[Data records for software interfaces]
+++++

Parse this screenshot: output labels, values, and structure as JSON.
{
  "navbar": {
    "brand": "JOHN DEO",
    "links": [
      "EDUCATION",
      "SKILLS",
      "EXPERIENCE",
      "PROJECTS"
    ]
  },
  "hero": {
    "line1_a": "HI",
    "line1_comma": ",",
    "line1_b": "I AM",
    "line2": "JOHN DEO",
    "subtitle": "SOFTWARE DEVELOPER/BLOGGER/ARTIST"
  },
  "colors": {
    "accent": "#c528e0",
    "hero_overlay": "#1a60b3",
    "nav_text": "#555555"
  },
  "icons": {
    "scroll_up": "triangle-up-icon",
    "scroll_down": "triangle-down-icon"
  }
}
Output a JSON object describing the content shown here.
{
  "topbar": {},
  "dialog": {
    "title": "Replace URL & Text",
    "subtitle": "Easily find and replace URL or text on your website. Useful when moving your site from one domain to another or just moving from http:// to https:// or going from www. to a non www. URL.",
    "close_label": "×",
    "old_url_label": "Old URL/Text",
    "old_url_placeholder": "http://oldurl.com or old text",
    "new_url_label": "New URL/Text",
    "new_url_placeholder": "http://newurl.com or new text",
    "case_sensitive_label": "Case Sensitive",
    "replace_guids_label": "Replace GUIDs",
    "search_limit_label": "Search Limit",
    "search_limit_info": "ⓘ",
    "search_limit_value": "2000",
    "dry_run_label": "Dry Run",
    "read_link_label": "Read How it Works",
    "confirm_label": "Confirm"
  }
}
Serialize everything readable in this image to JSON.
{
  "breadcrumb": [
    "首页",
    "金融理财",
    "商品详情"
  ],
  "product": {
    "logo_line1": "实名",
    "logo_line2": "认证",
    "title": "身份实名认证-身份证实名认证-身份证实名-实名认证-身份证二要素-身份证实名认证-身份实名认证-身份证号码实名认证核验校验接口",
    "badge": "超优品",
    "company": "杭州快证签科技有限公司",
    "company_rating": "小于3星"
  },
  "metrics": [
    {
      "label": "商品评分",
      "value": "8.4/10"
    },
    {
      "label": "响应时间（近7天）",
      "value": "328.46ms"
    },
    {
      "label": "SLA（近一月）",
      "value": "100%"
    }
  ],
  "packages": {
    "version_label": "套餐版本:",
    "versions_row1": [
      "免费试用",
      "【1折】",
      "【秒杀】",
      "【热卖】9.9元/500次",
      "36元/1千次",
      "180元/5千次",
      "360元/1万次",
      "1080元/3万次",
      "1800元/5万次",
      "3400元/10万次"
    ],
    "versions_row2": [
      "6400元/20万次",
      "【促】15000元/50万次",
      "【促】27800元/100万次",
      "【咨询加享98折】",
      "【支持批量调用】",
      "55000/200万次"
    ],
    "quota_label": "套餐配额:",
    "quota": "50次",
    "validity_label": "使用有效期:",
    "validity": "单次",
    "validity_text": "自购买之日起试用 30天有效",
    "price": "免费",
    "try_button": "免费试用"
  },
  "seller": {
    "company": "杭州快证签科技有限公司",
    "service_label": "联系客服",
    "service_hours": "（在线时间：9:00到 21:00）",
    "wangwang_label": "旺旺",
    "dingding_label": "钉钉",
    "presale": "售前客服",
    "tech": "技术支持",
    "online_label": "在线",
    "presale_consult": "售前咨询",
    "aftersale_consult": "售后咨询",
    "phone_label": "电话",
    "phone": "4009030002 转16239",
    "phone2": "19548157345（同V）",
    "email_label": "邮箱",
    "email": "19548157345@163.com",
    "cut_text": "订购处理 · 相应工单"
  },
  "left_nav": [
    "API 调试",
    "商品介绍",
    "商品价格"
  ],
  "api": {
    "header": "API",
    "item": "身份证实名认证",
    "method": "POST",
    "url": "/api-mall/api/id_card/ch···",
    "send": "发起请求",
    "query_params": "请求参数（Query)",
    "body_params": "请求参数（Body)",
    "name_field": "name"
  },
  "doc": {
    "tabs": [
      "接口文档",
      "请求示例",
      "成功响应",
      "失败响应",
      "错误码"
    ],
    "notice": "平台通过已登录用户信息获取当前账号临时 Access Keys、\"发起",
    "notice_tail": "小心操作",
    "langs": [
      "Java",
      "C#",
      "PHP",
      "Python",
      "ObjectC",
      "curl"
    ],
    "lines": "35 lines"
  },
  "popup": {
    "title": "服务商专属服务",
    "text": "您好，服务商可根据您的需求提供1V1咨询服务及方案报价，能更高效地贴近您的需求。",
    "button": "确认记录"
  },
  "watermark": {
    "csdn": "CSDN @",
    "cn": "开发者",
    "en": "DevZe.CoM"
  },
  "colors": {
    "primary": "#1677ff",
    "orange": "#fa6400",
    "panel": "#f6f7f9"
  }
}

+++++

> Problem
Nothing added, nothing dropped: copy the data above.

> Solution for this task
Parse this screenshot: output labels, values, and structure as JSON.
{
  "navbar": {
    "brand": "JOHN DEO",
    "links": [
      "EDUCATION",
      "SKILLS",
      "EXPERIENCE",
      "PROJECTS"
    ]
  },
  "hero": {
    "line1_a": "HI",
    "line1_comma": ",",
    "line1_b": "I AM",
    "line2": "JOHN DEO",
    "subtitle": "SOFTWARE DEVELOPER/BLOGGER/ARTIST"
  },
  "colors": {
    "accent": "#c528e0",
    "hero_overlay": "#1a60b3",
    "nav_text": "#555555"
  },
  "icons": {
    "scroll_up": "triangle-up-icon",
    "scroll_down": "triangle-down-icon"
  }
}
Output a JSON object describing the content shown here.
{
  "topbar": {},
  "dialog": {
    "title": "Replace URL & Text",
    "subtitle": "Easily find and replace URL or text on your website. Useful when moving your site from one domain to another or just moving from http:// to https:// or going from www. to a non www. URL.",
    "close_label": "×",
    "old_url_label": "Old URL/Text",
    "old_url_placeholder": "http://oldurl.com or old text",
    "new_url_label": "New URL/Text",
    "new_url_placeholder": "http://newurl.com or new text",
    "case_sensitive_label": "Case Sensitive",
    "replace_guids_label": "Replace GUIDs",
    "search_limit_label": "Search Limit",
    "search_limit_info": "ⓘ",
    "search_limit_value": "2000",
    "dry_run_label": "Dry Run",
    "read_link_label": "Read How it Works",
    "confirm_label": "Confirm"
  }
}
Serialize everything readable in this image to JSON.
{
  "breadcrumb": [
    "首页",
    "金融理财",
    "商品详情"
  ],
  "product": {
    "logo_line1": "实名",
    "logo_line2": "认证",
    "title": "身份实名认证-身份证实名认证-身份证实名-实名认证-身份证二要素-身份证实名认证-身份实名认证-身份证号码实名认证核验校验接口",
    "badge": "超优品",
    "company": "杭州快证签科技有限公司",
    "company_rating": "小于3星"
  },
  "metrics": [
    {
      "label": "商品评分",
      "value": "8.4/10"
    },
    {
      "label": "响应时间（近7天）",
      "value": "328.46ms"
    },
    {
      "label": "SLA（近一月）",
      "value": "100%"
    }
  ],
  "packages": {
    "version_label": "套餐版本:",
    "versions_row1": [
      "免费试用",
      "【1折】",
      "【秒杀】",
      "【热卖】9.9元/500次",
      "36元/1千次",
      "180元/5千次",
      "360元/1万次",
      "1080元/3万次",
      "1800元/5万次",
      "3400元/10万次"
    ],
    "versions_row2": [
      "6400元/20万次",
      "【促】15000元/50万次",
      "【促】27800元/100万次",
      "【咨询加享98折】",
      "【支持批量调用】",
      "55000/200万次"
    ],
    "quota_label": "套餐配额:",
    "quota": "50次",
    "validity_label": "使用有效期:",
    "validity": "单次",
    "validity_text": "自购买之日起试用 30天有效",
    "price": "免费",
    "try_button": "免费试用"
  },
  "seller": {
    "company": "杭州快证签科技有限公司",
    "service_label": "联系客服",
    "service_hours": "（在线时间：9:00到 21:00）",
    "wangwang_label": "旺旺",
    "dingding_label": "钉钉",
    "presale": "售前客服",
    "tech": "技术支持",
    "online_label": "在线",
    "presale_consult": "售前咨询",
    "aftersale_consult": "售后咨询",
    "phone_label": "电话",
    "phone": "4009030002 转16239",
    "phone2": "19548157345（同V）",
    "email_label": "邮箱",
    "email": "19548157345@163.com",
    "cut_text": "订购处理 · 相应工单"
  },
  "left_nav": [
    "API 调试",
    "商品介绍",
    "商品价格"
  ],
  "api": {
    "header": "API",
    "item": "身份证实名认证",
    "method": "POST",
    "url": "/api-mall/api/id_card/ch···",
    "send": "发起请求",
    "query_params": "请求参数（Query)",
    "body_params": "请求参数（Body)",
    "name_field": "name"
  },
  "doc": {
    "tabs": [
      "接口文档",
      "请求示例",
      "成功响应",
      "失败响应",
      "错误码"
    ],
    "notice": "平台通过已登录用户信息获取当前账号临时 Access Keys、\"发起",
    "notice_tail": "小心操作",
    "langs": [
      "Java",
      "C#",
      "PHP",
      "Python",
      "ObjectC",
      "curl"
    ],
    "lines": "35 lines"
  },
  "popup": {
    "title": "服务商专属服务",
    "text": "您好，服务商可根据您的需求提供1V1咨询服务及方案报价，能更高效地贴近您的需求。",
    "button": "确认记录"
  },
  "watermark": {
    "csdn": "CSDN @",
    "cn": "开发者",
    "en": "DevZe.CoM"
  },
  "colors": {
    "primary": "#1677ff",
    "orange": "#fa6400",
    "panel": "#f6f7f9"
  }
}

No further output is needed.